Yes, typo from a sleep addlled mama brain! Nurture wins out pretty much every time---with things like intelligence, it's not even a competition. I've also read Gladwell's outliers and the thing is that the 10,000 hours study isn't the same as surveying adult twins and adopted kids and asking them how happy they are with their life, seeing how successful they are or measuring their IQ.
Are you saying that nurture beats nature every time only with things like intelligence, where it's not even a competition, whereas with other things, like happiness, it's different? Or did you mean that nature wins out every time, and you just mistyped it again? Because if you're arguing that nurture is more important than nature, you're agreeing with me and disagreeing with Caplan, at least in part.
Originally Posted by Geist
Also, Caplan talks a lot about what he calls "fade-out." For example, while nurture does have an effect on IQ when the babies are younger, by the time they reach a certain age, the effect is gone. Parents can influence their children (think of Tiger Woods' dad making him play gold and the Williams sisters' dad making them play tennis) and alter their paths, but obviously not without the cooperation of the children. And also, it should be noted, his book discusses outliers. Woods' dad or Williams' dad probably don't fall within the typical, average parent range.
But the point of Gladwell's book is that outliers become outliers not because they are brilliant and unusual, or even because their parents pushed them, but because they have access to resources, like a tennis court, a piano or a computer on which to practice.
Thanks for the link to the twins study and the summary of the results--very helpful.
I also have to add that it's also important to "think like an economist" to fully understand where he's coming from. Economists think on the margin instead of looking at the entire picture. So instead of saying, "I want to get my kid every possible IQ point possible, no matter how much the cost" an economist would look at it and say, what is the cost of each additional IQ point and is it worth it? If a point of IQ cost (to put it in simple terms I'll use money though obviously you can't buy them!) $5, I'd probably go for it. Afterall, I've spent $5 on stupider things. $50? Eeeeh maybe. $500? No. $5000? Definitely not! It's the same thing wit parenting. If you're going from 0 units of parenting to buying 1 unit of parenting, the marginal benefit for you and your kids are going to be HUGE but the marginal cost probably not very small. Now, pretending the maximum number of units of parenting you can buy is 100, how much are you willing to give out for that 98th and 99th and 100th point? How much benefit are you and your kids going to get out of it? What if they would prefer having some time to themselves? What if your marriage is suffering because of it and everyone is super stressed because mom is pissed all the time because she's not getting enough sleep? Look at the marginal cost and benefit of your parenting choices and not just the whole picture that says "this is what I have to do to be a good parent and anything less is failing and my kids will end up homeless."

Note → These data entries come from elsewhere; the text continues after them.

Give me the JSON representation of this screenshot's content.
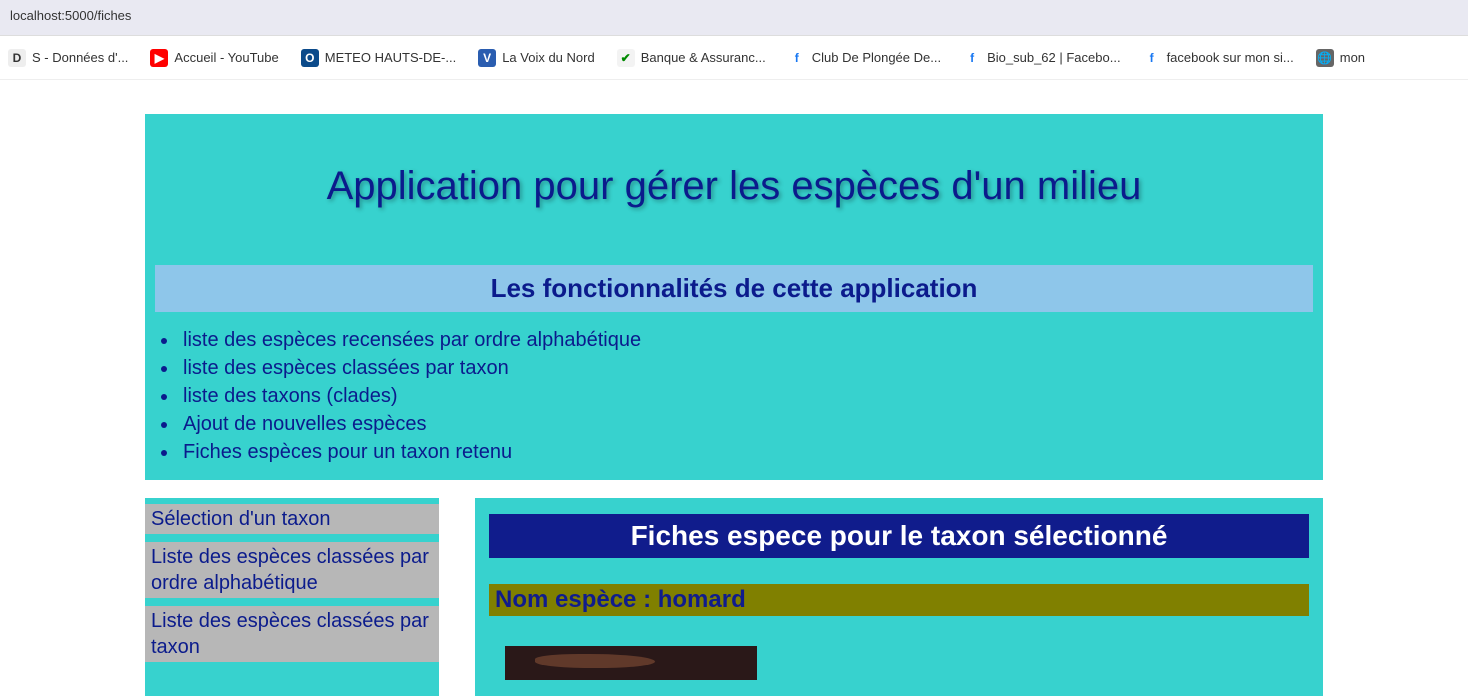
{
  "browser": {
    "url": "localhost:5000/fiches",
    "bookmarks": [
      {
        "label": "S - Données d'...",
        "icon_class": "ic-doc",
        "glyph": "D"
      },
      {
        "label": "Accueil - YouTube",
        "icon_class": "ic-yt",
        "glyph": "▶"
      },
      {
        "label": "METEO HAUTS-DE-...",
        "icon_class": "ic-meteo",
        "glyph": "O"
      },
      {
        "label": "La Voix du Nord",
        "icon_class": "ic-voix",
        "glyph": "V"
      },
      {
        "label": "Banque & Assuranc...",
        "icon_class": "ic-ca",
        "glyph": "✔"
      },
      {
        "label": "Club De Plongée De...",
        "icon_class": "ic-fb",
        "glyph": "f"
      },
      {
        "label": "Bio_sub_62 | Facebo...",
        "icon_class": "ic-fb",
        "glyph": "f"
      },
      {
        "label": "facebook sur mon si...",
        "icon_class": "ic-fb",
        "glyph": "f"
      },
      {
        "label": "mon",
        "icon_class": "ic-globe",
        "glyph": "🌐"
      }
    ]
  },
  "header": {
    "title": "Application pour gérer les espèces d'un milieu",
    "features_heading": "Les fonctionnalités de cette application",
    "features": [
      "liste des espèces recensées par ordre alphabétique",
      "liste des espèces classées par taxon",
      "liste des taxons (clades)",
      "Ajout de nouvelles espèces",
      "Fiches espèces pour un taxon retenu"
    ]
  },
  "sidebar": {
    "items": [
      "Sélection d'un taxon",
      "Liste des espèces classées par ordre alphabétique",
      "Liste des espèces classées par taxon"
    ]
  },
  "main": {
    "panel_title": "Fiches espece pour le taxon sélectionné",
    "species_label": "Nom espèce : homard"
  }
}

Which is all extremely silly, since parenting doesn't actually work that way. I mean, it's also the reason that admitting nurture makes a difference doesn't require you to stand over the child forcing him to practice the piano. I just don't think it's a binary choice between being relaxed and accepting and helping the child realize his or her potential, and I'll never be able to swallow the idea that all achievement is due to the individual's inherited qualities.